My impression of Japanese insects was that they are often larger and more colorful than many of their North American “relatives”. Often I see them referred to as being “more scary”. I find many of these insects fascinating.
This impatiens hawk moth caterpillar (Theretra oldenlandiae) was on a retaining wall at an udon (noodle) restaurant in Sakaide, Kagawa, Japan. In Japan it is known as “sesujisuzume” or “striped black sparrow”. The impatiens hawk moth is found in the Orient (China, Japan and Korea) as well as the Indo-Australian region. Other common names for this caterpillar are taro hookworm and white-banded hunter hawkmoth. There are three subspecies of T oldenlandiae.
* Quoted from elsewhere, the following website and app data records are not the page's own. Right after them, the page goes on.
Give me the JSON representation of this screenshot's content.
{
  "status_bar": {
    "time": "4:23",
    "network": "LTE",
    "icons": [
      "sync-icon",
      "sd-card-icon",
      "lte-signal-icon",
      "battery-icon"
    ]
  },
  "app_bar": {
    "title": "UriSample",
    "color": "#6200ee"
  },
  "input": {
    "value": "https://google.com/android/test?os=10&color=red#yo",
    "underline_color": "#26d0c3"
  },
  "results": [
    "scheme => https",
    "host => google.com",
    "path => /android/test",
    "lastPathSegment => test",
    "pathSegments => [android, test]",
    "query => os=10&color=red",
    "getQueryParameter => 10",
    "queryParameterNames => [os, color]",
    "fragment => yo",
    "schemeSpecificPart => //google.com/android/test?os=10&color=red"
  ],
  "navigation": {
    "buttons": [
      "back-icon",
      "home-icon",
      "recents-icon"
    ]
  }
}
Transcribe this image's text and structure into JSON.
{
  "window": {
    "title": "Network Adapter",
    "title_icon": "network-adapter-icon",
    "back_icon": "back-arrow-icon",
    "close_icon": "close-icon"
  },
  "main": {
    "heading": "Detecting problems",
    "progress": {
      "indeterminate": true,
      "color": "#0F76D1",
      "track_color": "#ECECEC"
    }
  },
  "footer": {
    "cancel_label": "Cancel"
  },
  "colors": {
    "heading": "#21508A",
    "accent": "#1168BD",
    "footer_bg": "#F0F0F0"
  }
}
Host plants for the impatiens hawk moth larva (caterpillar) are impatiens, fuschias, balsams, lilies and grapes, among other plants. The host plants are often entirely stripped of leaves by this voracious caterpillar.
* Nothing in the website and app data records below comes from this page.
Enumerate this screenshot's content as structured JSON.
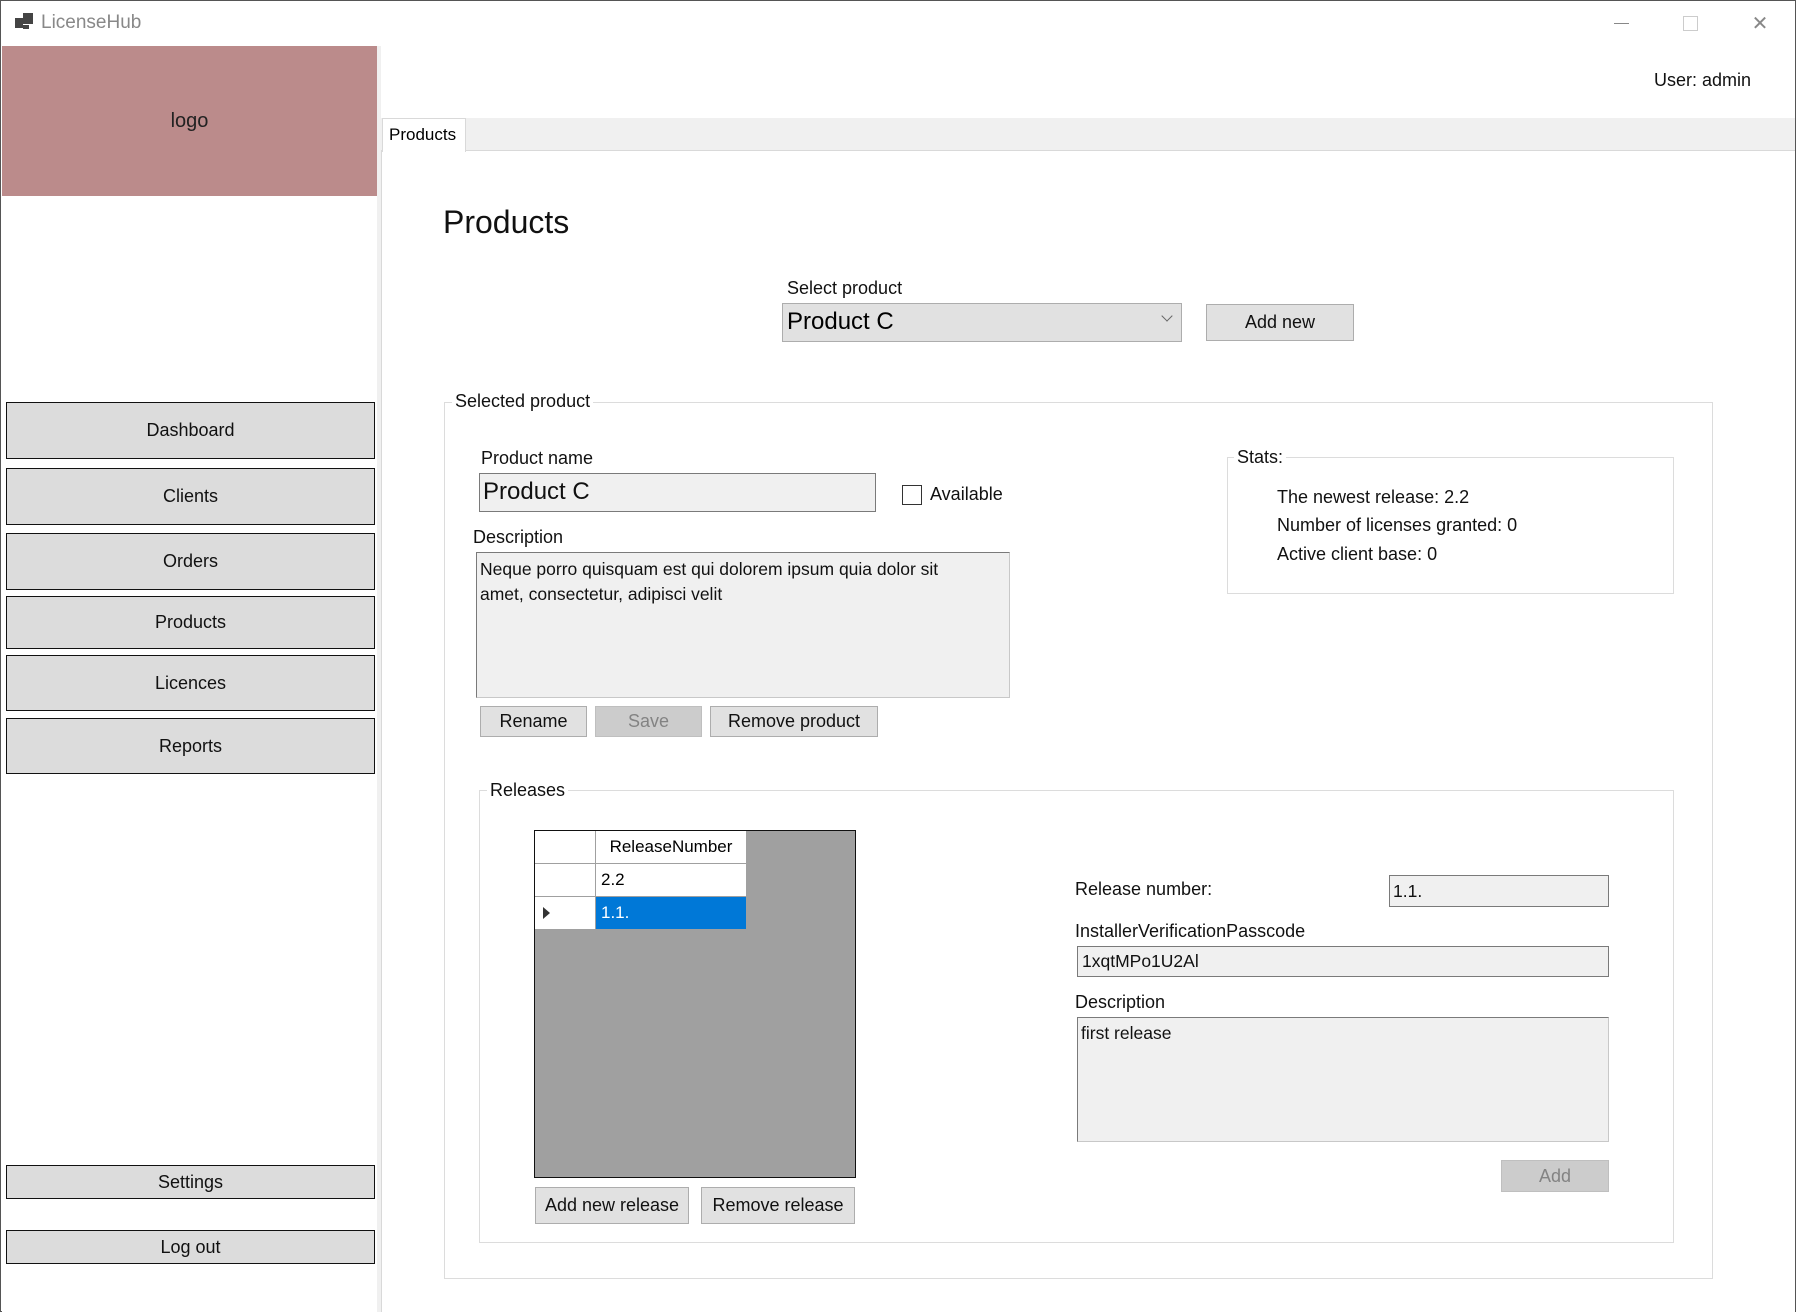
{
  "window": {
    "title": "LicenseHub",
    "controls": {
      "minimize": "—",
      "maximize": "□",
      "close": "✕"
    }
  },
  "sidebar": {
    "logo_text": "logo",
    "logo_color": "#bb8b8b",
    "nav": [
      {
        "label": "Dashboard"
      },
      {
        "label": "Clients"
      },
      {
        "label": "Orders"
      },
      {
        "label": "Products"
      },
      {
        "label": "Licences"
      },
      {
        "label": "Reports"
      }
    ],
    "settings_label": "Settings",
    "logout_label": "Log out"
  },
  "header": {
    "user_label": "User: admin"
  },
  "tabs": [
    {
      "label": "Products",
      "active": true
    }
  ],
  "products_page": {
    "title": "Products",
    "select_product_label": "Select product",
    "selected_product_value": "Product C",
    "add_new_label": "Add new",
    "selected_product_group": {
      "title": "Selected product",
      "product_name_label": "Product name",
      "product_name_value": "Product C",
      "available_label": "Available",
      "available_checked": false,
      "description_label": "Description",
      "description_value": "Neque porro quisquam est qui dolorem ipsum quia dolor sit amet, consectetur, adipisci velit",
      "rename_label": "Rename",
      "save_label": "Save",
      "remove_product_label": "Remove product"
    },
    "stats": {
      "title": "Stats:",
      "lines": [
        "The newest release: 2.2",
        "Number of licenses granted: 0",
        "Active client base: 0"
      ]
    },
    "releases": {
      "title": "Releases",
      "grid": {
        "column_header": "ReleaseNumber",
        "rows": [
          {
            "value": "2.2",
            "selected": false
          },
          {
            "value": "1.1.",
            "selected": true
          }
        ]
      },
      "add_new_release_label": "Add new release",
      "remove_release_label": "Remove release",
      "release_number_label": "Release number:",
      "release_number_value": "1.1.",
      "passcode_label": "InstallerVerificationPasscode",
      "passcode_value": "1xqtMPo1U2Al",
      "description_label": "Description",
      "description_value": "first release",
      "add_label": "Add"
    }
  },
  "colors": {
    "selection": "#0078d7",
    "button_bg": "#e1e1e1",
    "nav_button_bg": "#dcdcdc",
    "grid_bg": "#a0a0a0"
  }
}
The impatiens hawk moth caterpillar is purplish brown with black-ringed ocelli, a small black spine (or horn) tipped in white on the posterior end and bands of yellow/whitish specks. The forward ocelli are centered with blue or black while the rear ones are centered in crimson or purple. There are six larval instars or stages. The mature larva pupates in a loose cocoon of fallen leaves wrapped in silk.
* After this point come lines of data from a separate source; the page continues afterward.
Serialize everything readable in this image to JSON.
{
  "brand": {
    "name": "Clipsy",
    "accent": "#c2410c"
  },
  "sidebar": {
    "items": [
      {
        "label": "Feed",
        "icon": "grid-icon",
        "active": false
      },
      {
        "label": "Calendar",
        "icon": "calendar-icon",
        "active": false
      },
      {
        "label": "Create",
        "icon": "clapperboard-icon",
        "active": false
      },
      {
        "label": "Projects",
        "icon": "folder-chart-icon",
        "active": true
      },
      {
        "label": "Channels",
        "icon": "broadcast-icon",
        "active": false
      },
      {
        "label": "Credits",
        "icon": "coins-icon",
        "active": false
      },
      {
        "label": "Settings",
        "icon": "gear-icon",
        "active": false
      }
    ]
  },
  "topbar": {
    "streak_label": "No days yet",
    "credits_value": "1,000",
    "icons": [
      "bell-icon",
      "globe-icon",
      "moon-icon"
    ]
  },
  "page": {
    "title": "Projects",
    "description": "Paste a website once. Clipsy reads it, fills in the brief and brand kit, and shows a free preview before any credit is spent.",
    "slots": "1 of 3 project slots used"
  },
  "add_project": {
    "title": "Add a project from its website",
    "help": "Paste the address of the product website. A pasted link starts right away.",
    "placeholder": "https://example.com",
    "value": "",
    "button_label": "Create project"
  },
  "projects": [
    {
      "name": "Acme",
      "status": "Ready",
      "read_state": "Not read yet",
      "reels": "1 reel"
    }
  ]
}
Impatiens hawk moth caterpillars do not bite or sting, however, they will regurgitate a green liquid consisting of previous meals if annoyed.
I did not photograph any mature impatiens hawk moths. Therefore I am breaking one of my “post rules” that states I must take all pictures posted on my blog to show the moth into which this colorful caterpillar metamorphoses. This mature impatiens hawk moth photograph was found in the commons.